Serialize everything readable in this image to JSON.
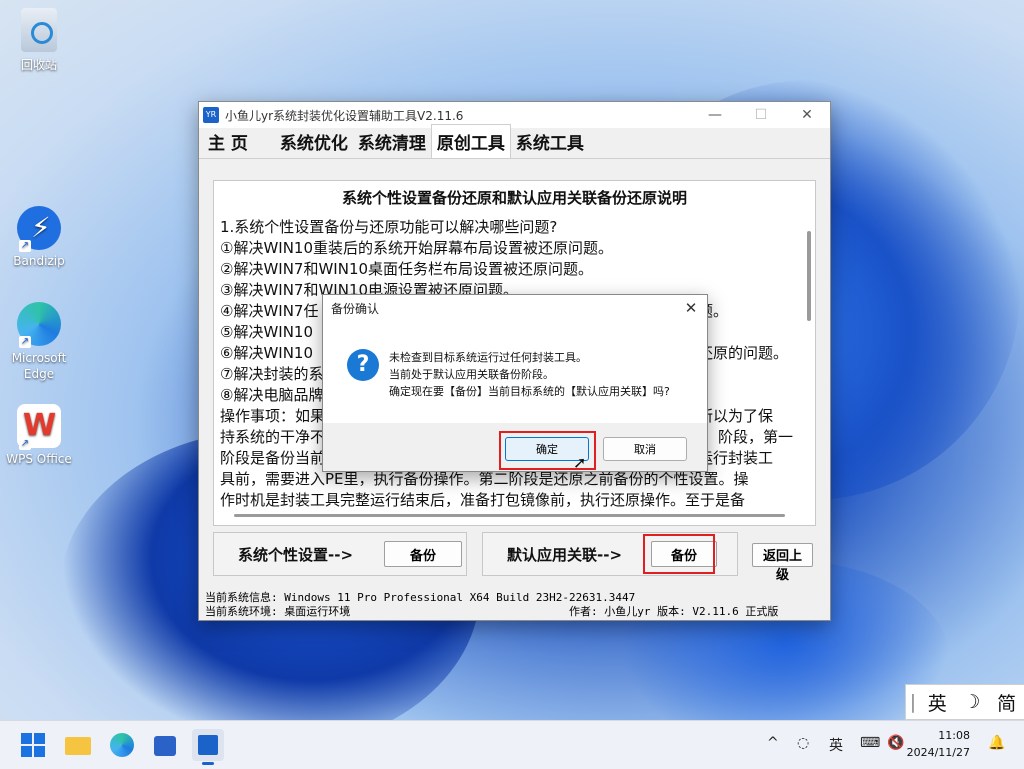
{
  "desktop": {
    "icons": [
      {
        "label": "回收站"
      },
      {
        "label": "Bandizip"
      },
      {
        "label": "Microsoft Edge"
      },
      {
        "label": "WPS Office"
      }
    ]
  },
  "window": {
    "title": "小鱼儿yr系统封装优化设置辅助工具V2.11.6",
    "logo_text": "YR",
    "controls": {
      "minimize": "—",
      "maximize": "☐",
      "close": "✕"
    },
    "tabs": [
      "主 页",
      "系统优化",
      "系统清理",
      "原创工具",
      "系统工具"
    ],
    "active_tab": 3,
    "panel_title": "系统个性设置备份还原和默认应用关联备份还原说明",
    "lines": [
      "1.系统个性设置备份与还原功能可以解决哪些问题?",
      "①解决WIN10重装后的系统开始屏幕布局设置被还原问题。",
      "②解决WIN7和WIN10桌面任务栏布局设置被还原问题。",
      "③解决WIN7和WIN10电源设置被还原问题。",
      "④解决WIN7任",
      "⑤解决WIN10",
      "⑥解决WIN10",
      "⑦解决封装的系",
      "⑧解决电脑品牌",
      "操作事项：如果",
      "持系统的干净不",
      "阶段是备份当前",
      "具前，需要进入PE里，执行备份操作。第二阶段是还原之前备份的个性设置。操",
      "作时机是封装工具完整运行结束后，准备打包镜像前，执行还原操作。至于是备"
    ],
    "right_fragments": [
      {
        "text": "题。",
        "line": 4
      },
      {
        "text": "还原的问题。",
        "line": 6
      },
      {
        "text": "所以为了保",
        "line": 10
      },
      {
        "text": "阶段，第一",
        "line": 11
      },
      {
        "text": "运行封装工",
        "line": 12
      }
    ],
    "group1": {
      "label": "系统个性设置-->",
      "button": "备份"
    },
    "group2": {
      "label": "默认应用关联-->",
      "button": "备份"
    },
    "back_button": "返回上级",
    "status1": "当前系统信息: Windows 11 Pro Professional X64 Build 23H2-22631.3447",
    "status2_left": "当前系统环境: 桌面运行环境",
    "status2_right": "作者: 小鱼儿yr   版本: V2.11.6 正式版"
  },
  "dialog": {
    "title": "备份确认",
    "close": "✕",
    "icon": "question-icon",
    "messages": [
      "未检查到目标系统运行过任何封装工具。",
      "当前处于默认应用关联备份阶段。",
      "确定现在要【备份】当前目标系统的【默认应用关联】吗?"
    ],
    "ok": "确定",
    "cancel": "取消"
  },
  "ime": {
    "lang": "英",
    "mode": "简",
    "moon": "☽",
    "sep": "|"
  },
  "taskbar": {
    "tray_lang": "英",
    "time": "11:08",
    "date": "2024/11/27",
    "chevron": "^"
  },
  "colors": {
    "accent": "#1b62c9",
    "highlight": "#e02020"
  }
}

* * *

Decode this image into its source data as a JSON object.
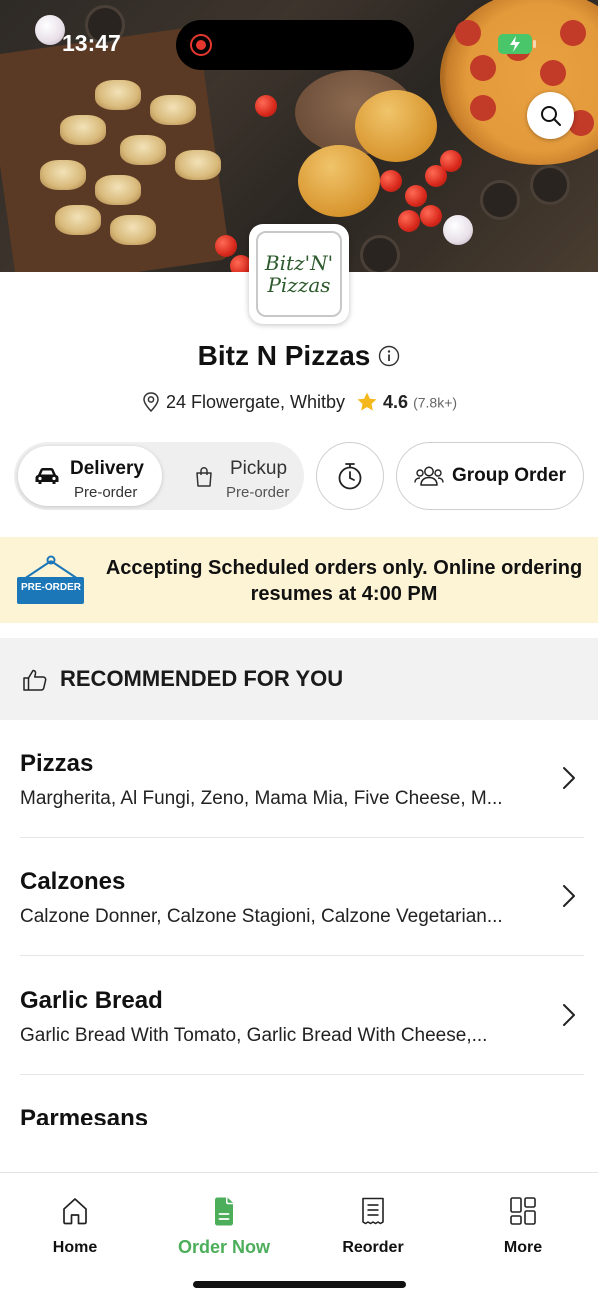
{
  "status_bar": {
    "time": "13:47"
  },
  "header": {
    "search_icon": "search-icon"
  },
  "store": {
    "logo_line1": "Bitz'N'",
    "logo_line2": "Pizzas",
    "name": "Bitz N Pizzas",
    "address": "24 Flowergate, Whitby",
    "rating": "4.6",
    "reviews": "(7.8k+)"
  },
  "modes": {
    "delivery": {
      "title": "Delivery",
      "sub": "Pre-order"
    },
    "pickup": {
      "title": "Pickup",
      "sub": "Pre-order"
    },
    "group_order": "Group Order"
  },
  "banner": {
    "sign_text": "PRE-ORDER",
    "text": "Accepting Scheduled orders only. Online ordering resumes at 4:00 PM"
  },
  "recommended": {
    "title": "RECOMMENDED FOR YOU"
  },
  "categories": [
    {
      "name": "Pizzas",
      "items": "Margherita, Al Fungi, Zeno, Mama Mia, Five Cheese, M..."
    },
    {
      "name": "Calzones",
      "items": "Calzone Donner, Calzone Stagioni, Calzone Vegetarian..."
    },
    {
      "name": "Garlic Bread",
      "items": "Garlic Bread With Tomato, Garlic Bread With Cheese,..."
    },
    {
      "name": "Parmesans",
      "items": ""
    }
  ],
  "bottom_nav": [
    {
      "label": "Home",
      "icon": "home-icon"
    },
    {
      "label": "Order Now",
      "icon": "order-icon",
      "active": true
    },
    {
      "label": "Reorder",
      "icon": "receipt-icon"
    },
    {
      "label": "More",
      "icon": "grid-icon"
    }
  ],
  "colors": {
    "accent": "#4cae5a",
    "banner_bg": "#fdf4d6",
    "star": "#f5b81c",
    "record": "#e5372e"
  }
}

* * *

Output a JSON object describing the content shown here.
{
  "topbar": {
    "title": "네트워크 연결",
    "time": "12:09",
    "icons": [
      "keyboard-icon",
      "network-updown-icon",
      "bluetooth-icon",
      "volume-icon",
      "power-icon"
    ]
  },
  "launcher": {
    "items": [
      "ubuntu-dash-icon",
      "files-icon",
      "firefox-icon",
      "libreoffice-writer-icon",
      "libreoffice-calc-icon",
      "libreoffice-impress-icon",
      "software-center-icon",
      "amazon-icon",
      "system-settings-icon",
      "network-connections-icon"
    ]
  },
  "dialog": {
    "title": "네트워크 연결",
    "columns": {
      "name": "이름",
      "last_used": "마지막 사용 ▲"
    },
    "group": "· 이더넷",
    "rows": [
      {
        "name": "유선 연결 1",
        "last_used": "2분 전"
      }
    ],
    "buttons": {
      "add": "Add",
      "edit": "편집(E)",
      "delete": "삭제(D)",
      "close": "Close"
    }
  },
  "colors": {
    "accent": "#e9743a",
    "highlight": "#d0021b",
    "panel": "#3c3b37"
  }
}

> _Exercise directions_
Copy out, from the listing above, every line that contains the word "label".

> _Response below_
        "label": "回收站"
        "label": "Bandizip"
        "label": "Microsoft Edge"
        "label": "WPS Office"
      "label": "系统个性设置-->",
      "label": "默认应用关联-->",
      "label": "Home",
      "label": "Order Now",
      "label": "Reorder",
      "label": "More",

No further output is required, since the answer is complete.